Ownership, Planning, Working, Analyst, Artist, Trader
The first three stages are obstacles, while the second three involve the process of learning to trade. Today's lesson covers step 3 of the six stages: working.
In stage two, planning, we covered the importance of selecting a trading methodology which will be the most important choice you make as a self-taught trader. Step 3 is an extension of the planning stage, when you sit down and spell out your trading plan based on your methodology. Generally speaking the less moving parts to a method the better. Less is definitely more in this business. A friend used to work in the system development areas for one of the biggest broker dealers in the business and the rule of thumb was if a system designer could not explain and demonstrate his method/system in five minutes they wanted nothing to do with it. One of my earlier trading mentors, Bill Williams insisted that in order to trade for him, or use his method, you needed to be able to analyze a market in about 10 seconds. A cluttered chart is the product of a cluttered mind. Hard work should not go into creating the methodology - most methodologies have already been created, or are a slight variation of an existing method. Understand that there is very little new under the sun, and most successful methods give the same signals at the same time. The difference is traders being on their post and executing their trading plan properly. The actual work should go into spelling out your trading plan, and then back-testing it, and then making sure you spend as much time as you can on the screen in live markets. The trading plan should be no more than one page long and define how you determine the market to trade -- overview --what you look for to tell you a trade is forthcoming -- trade set-up -- what needs to occur to enter a trade -- signal or trigger -- and how you manage the trade -- your risk & exit strategy.

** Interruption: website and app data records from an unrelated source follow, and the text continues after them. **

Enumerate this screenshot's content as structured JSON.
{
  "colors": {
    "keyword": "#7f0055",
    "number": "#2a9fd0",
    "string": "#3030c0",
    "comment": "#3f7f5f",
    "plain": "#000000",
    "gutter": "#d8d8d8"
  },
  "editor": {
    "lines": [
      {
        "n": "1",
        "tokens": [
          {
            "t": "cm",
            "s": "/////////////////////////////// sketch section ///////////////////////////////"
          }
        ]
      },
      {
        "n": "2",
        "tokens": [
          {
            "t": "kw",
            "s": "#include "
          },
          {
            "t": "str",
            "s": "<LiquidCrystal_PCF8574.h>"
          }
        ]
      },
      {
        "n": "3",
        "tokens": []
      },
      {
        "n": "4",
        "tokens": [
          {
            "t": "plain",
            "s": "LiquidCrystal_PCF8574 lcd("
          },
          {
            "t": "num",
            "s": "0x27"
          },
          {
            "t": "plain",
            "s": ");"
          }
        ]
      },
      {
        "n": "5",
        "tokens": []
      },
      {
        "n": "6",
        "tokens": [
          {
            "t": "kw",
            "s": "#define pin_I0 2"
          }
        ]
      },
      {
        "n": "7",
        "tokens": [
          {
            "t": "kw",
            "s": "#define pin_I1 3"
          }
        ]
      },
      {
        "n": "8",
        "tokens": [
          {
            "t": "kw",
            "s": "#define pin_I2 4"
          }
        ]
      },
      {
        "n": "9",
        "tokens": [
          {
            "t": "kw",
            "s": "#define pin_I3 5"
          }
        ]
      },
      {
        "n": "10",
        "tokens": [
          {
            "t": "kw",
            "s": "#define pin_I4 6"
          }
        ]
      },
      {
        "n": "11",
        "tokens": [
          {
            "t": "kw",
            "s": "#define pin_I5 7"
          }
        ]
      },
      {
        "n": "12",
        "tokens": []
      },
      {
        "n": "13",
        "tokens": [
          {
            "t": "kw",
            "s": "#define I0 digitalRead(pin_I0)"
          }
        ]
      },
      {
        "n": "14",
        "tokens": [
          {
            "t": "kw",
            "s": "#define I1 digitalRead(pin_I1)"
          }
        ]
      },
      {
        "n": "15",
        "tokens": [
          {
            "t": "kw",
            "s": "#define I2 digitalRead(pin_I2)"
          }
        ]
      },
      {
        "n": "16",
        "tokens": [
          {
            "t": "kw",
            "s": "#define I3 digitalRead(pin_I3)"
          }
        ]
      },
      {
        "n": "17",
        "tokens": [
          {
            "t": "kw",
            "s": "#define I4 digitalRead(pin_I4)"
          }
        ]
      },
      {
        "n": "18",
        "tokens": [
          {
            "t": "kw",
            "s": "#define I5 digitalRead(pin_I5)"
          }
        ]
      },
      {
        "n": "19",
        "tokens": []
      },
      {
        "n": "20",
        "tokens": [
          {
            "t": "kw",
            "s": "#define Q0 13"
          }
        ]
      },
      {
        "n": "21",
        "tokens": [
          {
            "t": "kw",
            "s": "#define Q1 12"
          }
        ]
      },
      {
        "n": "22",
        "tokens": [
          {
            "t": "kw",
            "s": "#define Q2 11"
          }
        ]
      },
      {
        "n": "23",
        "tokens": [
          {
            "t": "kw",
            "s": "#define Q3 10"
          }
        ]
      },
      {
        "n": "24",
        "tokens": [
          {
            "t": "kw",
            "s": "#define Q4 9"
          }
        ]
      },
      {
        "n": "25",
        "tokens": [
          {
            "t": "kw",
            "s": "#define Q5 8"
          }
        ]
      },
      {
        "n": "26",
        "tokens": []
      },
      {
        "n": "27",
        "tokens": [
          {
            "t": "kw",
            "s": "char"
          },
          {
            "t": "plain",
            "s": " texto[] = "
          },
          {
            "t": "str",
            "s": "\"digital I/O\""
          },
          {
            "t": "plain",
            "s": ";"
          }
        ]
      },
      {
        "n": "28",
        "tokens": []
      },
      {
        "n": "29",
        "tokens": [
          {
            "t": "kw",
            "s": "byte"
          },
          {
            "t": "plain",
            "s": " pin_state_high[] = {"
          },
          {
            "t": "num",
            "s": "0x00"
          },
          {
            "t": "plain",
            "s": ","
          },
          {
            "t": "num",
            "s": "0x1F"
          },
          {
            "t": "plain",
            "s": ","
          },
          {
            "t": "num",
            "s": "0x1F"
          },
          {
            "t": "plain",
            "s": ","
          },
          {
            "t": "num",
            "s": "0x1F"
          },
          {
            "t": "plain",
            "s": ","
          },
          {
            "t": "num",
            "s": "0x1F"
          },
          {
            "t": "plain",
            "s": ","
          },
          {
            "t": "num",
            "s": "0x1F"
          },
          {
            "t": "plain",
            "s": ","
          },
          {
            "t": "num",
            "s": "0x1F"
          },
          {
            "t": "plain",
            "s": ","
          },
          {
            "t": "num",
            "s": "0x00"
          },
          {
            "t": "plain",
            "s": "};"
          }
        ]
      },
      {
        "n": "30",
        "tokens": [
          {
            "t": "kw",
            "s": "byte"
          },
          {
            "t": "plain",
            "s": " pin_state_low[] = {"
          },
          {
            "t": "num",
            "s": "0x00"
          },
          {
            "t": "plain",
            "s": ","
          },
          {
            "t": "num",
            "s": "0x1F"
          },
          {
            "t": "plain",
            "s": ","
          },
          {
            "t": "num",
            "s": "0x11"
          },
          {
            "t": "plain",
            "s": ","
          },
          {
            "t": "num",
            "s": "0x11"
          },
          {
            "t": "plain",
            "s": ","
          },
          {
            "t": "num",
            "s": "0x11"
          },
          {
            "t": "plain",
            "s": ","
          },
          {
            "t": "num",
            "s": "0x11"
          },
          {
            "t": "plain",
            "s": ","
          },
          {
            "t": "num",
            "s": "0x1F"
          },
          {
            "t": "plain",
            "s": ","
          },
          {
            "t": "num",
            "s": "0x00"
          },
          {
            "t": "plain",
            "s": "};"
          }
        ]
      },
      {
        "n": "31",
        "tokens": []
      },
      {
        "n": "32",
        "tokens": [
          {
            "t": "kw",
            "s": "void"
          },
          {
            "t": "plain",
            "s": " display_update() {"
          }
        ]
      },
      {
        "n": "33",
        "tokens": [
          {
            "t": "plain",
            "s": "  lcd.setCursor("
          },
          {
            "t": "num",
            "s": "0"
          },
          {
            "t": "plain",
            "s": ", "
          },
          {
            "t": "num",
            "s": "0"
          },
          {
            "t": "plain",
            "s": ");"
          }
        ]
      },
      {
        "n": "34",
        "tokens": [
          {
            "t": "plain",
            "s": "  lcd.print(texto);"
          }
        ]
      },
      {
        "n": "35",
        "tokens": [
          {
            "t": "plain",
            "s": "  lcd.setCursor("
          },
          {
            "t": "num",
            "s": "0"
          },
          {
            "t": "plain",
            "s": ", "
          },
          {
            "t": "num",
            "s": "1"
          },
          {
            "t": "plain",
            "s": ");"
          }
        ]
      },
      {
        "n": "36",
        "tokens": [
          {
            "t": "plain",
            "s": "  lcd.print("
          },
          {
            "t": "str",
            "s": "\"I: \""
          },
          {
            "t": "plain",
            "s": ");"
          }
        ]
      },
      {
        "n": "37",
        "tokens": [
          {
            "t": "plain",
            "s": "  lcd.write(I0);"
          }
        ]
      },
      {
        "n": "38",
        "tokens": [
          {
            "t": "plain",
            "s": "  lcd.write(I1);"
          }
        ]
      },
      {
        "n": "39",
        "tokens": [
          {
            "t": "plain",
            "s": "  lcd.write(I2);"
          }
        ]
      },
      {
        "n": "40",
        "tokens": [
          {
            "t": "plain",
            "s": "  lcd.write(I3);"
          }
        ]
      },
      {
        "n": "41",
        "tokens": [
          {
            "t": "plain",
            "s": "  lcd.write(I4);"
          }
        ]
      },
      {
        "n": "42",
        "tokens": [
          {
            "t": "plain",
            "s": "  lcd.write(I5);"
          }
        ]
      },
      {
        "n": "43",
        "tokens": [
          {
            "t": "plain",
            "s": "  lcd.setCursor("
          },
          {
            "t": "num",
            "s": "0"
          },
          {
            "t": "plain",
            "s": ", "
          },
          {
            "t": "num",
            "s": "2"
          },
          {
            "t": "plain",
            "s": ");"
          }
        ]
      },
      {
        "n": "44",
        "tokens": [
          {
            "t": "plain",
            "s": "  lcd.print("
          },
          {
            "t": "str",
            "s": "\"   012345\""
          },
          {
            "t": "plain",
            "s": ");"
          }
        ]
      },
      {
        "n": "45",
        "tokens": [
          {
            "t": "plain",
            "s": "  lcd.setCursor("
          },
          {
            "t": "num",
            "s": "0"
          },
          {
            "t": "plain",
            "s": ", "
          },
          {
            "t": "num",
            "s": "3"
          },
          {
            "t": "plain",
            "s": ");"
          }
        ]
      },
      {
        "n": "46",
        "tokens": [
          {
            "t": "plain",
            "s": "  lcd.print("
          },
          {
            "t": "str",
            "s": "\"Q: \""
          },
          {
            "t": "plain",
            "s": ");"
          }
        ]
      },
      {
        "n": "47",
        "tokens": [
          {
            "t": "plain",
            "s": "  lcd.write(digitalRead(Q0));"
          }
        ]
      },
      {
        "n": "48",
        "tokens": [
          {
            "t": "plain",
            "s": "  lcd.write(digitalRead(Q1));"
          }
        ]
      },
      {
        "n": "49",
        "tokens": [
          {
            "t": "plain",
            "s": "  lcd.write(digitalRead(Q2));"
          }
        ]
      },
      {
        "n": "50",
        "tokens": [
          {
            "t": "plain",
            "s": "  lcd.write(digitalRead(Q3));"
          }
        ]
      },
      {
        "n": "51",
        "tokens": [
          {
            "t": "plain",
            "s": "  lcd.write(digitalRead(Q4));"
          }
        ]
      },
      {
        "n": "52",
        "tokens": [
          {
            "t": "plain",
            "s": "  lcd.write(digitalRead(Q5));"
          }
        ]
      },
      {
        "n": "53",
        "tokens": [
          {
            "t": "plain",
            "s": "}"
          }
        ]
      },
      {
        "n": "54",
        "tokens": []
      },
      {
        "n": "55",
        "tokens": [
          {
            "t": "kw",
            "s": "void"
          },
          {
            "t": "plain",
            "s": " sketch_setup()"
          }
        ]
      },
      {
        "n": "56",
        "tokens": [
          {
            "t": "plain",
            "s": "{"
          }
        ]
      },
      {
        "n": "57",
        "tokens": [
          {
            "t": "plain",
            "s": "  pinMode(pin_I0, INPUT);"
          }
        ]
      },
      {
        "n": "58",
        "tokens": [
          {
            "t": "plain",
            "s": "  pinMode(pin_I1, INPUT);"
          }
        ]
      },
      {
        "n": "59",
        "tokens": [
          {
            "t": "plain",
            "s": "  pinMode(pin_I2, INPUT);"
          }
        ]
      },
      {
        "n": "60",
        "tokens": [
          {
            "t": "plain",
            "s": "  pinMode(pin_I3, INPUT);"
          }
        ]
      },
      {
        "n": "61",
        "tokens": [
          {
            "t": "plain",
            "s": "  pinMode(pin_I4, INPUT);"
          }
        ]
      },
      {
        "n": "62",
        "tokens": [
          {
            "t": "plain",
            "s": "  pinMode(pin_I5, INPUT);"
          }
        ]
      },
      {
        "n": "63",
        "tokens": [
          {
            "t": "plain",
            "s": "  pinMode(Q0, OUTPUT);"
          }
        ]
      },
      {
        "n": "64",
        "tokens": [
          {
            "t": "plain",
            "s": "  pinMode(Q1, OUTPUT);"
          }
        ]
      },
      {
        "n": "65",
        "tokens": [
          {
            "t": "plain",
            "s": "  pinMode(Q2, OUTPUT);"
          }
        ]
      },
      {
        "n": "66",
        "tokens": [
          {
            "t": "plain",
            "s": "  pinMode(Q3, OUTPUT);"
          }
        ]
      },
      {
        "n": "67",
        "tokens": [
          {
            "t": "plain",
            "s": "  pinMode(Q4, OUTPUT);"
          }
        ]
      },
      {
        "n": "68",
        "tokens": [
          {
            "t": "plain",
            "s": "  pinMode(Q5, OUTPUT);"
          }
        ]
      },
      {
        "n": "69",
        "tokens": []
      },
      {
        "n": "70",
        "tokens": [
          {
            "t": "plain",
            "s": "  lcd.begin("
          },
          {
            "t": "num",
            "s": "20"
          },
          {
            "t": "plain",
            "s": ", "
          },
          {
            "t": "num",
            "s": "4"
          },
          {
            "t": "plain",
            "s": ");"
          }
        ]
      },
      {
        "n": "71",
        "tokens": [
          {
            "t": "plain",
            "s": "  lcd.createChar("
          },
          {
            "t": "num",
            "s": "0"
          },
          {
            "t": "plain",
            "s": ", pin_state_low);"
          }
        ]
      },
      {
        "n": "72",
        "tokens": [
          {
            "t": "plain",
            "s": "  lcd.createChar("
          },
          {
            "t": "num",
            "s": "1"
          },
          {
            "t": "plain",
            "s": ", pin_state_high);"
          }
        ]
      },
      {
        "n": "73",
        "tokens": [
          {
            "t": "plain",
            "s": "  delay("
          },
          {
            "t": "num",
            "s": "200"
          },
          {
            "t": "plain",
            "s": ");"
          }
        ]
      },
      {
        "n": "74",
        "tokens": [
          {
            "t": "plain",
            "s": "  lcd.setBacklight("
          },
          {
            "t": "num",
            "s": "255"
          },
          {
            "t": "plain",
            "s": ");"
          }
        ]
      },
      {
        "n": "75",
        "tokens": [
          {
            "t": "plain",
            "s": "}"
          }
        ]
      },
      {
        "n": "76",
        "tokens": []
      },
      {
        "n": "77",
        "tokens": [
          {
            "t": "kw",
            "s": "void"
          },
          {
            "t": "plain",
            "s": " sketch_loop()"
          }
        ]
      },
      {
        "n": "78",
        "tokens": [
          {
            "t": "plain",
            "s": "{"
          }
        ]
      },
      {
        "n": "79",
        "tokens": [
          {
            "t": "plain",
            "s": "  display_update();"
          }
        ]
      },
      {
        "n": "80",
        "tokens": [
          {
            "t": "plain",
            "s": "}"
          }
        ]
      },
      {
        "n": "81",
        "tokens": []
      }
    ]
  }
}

Work ethic is important, but patience is more so. Just because you are sitting in your office with live markets in front of you does not mean you must trade. This is where your planning comes into play. No trigger, no trade. Most self-taught traders get into trouble because of their previous experiences and existing perception that they can out-work their competition. Trading is as simple as waiting for the market to give you a trigger - an occurrence which you have no control over -- then clicking your computers mouse, and sitting tight until the market does what it's going to do - again a process you have absolutely no control over - and then clicking the mouse again. You either made money, or lost money. Then the process of waiting starts over again. There is no real work involved other than maintaining a positive attitude and focus. Most people who have enjoyed self-made successes have a hard time accepting that they have no control over the process and instead of rolling up their sleeves and taking action need to actually surrender to what the market tells them to do. Someone who may have built a successful business, or risen up the ranks of a competitive, successful company may find it difficult that success is now based on sitting and waiting. If you are a trend trader and find yourself in a counter-trending environment, or vice versa, you better know it and keep your sails trimmed. Success as a trader depends on being in the right place at the right time, and that's where the work ethic comes in: being on your post, and not procrastinating when everything is aligned and the trade trigger is given.
Trading is a risky endeavor and not suitable for all investors!
To see Jay Norris point out trade set-ups and signals in live markets during the London/U.S. overlap every Monday and Friday go to Live Market Exercise. Jay is the author of Mastering the Currency Market, McGraw-Hill, 2009 and Mastering Trade Selection and Management, McGraw-Hill, 2011